A number of health experts have urged the government to consider introducing a sugar tax, after a Public Health England report recommended the measure. Reacting to the report, Professor Sheila Hollins, chairwoman of the British Medical Association's board of science said: "Doctors are increasingly concerned about the impact of poor diet, which is responsible for up to 70,000 deaths a year, and has the greatest impact on the NHS budget, costing £6 billion annually.
"We urge the Government to give real and urgent consideration to Public Health England's recommendations including restricting the marketing of high-sugar products, reducing promotions of sugary food and drink, and introducing a 10-20% sugar tax," she said.
Julian Hamilton-Shield, professor of diabetes and etabolic endocrinology at the University of Bristol, said: "As a doctor who has spent over 15 years treating morbid childhood obesity and its consequences, I welcome this report that targets a series of levers designed to reduce sugar consumption in the whole population but more importantly children.
"I especially welcome the suggestions for reducing price promotion of sugar-containing foods, reduced targeting of children through advertising and the suggested taxation of sugar-containing beverages which should be at the higher level suggested of 20%."

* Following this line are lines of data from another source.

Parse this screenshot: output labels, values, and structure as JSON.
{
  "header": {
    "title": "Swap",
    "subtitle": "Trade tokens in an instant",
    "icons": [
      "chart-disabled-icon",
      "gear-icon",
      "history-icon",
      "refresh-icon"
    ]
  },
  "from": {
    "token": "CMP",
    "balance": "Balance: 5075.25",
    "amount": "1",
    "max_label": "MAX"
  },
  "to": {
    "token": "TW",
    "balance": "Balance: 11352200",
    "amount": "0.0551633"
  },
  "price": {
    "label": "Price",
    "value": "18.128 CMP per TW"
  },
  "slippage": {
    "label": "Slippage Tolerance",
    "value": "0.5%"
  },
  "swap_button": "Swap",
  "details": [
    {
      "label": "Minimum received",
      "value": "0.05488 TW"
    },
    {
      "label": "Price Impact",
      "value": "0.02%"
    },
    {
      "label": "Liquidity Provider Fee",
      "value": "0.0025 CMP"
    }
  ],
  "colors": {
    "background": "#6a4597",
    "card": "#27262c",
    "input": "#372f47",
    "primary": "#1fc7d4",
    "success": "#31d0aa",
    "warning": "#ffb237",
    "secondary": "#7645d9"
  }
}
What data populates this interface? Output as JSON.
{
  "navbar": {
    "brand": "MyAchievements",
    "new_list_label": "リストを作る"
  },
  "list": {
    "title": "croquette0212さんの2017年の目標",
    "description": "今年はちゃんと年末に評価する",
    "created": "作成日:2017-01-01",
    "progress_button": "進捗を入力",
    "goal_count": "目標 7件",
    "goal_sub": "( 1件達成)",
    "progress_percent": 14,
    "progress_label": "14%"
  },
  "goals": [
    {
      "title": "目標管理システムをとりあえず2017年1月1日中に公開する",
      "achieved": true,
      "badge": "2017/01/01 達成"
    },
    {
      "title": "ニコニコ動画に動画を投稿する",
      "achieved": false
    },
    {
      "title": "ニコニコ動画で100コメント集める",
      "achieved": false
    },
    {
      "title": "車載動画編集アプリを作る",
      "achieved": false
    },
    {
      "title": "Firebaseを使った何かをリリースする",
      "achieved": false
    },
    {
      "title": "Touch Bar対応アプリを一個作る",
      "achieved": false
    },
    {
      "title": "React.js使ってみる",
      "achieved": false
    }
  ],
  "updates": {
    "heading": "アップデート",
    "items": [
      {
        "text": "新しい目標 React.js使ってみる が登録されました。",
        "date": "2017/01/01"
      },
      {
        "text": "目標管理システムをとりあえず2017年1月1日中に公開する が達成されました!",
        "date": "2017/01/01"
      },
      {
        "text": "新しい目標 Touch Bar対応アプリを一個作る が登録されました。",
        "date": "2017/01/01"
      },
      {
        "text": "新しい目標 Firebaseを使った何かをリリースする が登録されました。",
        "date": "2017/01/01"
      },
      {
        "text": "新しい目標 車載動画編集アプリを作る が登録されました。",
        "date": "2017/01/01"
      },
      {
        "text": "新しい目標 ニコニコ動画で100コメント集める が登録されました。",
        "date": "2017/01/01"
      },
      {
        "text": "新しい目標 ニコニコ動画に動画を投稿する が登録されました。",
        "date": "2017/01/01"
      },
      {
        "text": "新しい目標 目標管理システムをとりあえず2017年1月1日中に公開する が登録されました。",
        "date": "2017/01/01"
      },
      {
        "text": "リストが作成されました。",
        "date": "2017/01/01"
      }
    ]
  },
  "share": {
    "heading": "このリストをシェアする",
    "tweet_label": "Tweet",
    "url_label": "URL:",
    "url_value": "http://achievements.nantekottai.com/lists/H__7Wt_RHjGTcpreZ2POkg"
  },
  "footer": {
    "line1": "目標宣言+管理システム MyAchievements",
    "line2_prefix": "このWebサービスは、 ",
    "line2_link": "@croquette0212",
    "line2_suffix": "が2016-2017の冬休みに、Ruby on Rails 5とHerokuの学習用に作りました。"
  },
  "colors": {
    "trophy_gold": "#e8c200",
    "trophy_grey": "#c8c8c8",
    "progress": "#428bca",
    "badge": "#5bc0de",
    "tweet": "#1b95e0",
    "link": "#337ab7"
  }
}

The numbers behind child health in England are frightening - no wonder the Prime Minister is being urged to act.
More than 70% of senior health professionals would support a tax on sugary foods and drinks, according to an ITV News poll.
A 20 per cent 'sugar tax' should be imposed on food and drink in a bid to help tackle the country's obesity and health crisis, a report says